Server virtualization might be the more popular way to do this, and you do that by running multiple virtualized servers on one physical server.
Why would you want to do this? Jonathan Hurdman, Owner and IT Specialist at J & J Automation, gave us a few solid examples:
For example, say you have a web server, a file server and a backup server. The web server is always running, but doesn’t use a lot of resources. The file server is running during business hours, but does next to nothing at night. The backup server runs every night, not in the evening or during the day, and consumes the most resources. The file server and the backup server aren’t maxing out at the same time, meaning they are idle most of the time. The web server is always running, but doesn’t use all of the resources it has. If all three of these servers are virtual machines on the same machine, then the cost of boosting the power of each server is cut down by one third, as there is only one machine to upgrade. All of the VMs [virtual machines] benefit, and there is less likely to be dormant resources. Consolidation can thus save money while keeping your servers running more efficiently. — Jonathan Hurdman
Overall, virtualization is a good way to run several operating systems on the same hardware.
How Does the Virtualized Machine Know What Resources It Owns?
This is a logical question, as a machine typically assumes it owns all the resources. This would mean a virtual server would compete for resources with other virtual servers on the same host server.
Each virtualized server is given an allocation of resources by a hypervisor, or virtual machine monitor (VMM). The virtual machine, therefore, believes it has all the resources, even though it really doesn’t. The hypervisor allocates the host server’s resources to each individual virtual machine.
The hypervisor can allocate storage, RAM, and other resources to each machine.
Consolidating Services Through the Cloud and SaaS
Using cloud and SaaS tools is also an important part of your server consolidation plan. SmartFile’s cloud file sharing and storage and developer products offer unique ways to push tasks and storage out of your office.
These tools let you move storage and processing power off your grid. Even if you’re not openly using cloud products for file sharing, it pushes processing power off your network, letting you save those resources for more important tasks that you can use a virtualized or dedicated server for. There are also savings with regards to operational costs of upkeep and electricity by moving these items off your infrastructure.
Sam Baskar said you can use products like SmartFile. It’s a “cloud vendor from whom you can subscribe compute and storage power and use them as if they are utility company.”
Gary Feldman also had some thoughts on transitioning this way:
The second step is transitioning to the cloud; which is becoming extremely prominent with the recent one-two punch of public cloud virtual server hosting options and availability of affordable software as a service platforms (SaaS) for specific business application hosting (e.g. Quickbooks Online, Salesforce, Office 365). With SaaS, operating system maintenance is completely eliminated while still being able to provide business capable applications that are now backed by guaranteed Service Level Agreements, promoting guaranteed uptime and performance standards, and always ready to meet your needs. — Gary Feldman

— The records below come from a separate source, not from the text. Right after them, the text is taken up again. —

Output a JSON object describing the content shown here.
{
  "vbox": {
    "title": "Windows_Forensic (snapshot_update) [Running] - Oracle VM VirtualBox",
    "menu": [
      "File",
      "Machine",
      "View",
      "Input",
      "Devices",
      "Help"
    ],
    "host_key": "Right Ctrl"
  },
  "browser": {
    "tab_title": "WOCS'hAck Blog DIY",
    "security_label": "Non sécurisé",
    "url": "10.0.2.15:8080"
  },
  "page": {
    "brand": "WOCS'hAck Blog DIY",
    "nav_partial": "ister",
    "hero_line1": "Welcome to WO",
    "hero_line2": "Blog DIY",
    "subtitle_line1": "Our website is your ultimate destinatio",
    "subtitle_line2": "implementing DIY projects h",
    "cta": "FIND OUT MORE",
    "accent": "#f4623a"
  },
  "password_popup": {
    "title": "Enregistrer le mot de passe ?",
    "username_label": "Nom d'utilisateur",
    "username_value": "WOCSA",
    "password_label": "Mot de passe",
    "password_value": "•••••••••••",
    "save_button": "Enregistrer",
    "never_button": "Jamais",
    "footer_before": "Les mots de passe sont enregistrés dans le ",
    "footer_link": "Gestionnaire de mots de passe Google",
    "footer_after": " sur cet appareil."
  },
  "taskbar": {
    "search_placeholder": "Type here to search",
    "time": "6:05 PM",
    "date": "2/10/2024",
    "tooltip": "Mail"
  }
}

Going Forward: Concerns and Solutions for Server Consolidation
Server consolidation is getting more advanced and complex. You can use it to make more efficient use of processing power and storage.
However, there are some hiccups. Some companies have struggled with regard to connecting multiple servers to a single storage resource. To get past this, they can use an on-premise software-defined storage (SDS) file management solution like SmartFile’s FileHub™.
This sits on top of a host server and can accept connections from others. It can then handle all the storage connections (including this one massive storage unit).
Tools like FileHub™ help server consolidation projects by decreasing the complexity from a storage perspective. There are several other benefits as well (file sharing, data monitoring, user access and permissions, compliance and more) but it is definitely aiding companies with their server consolidation and infrastructure projects.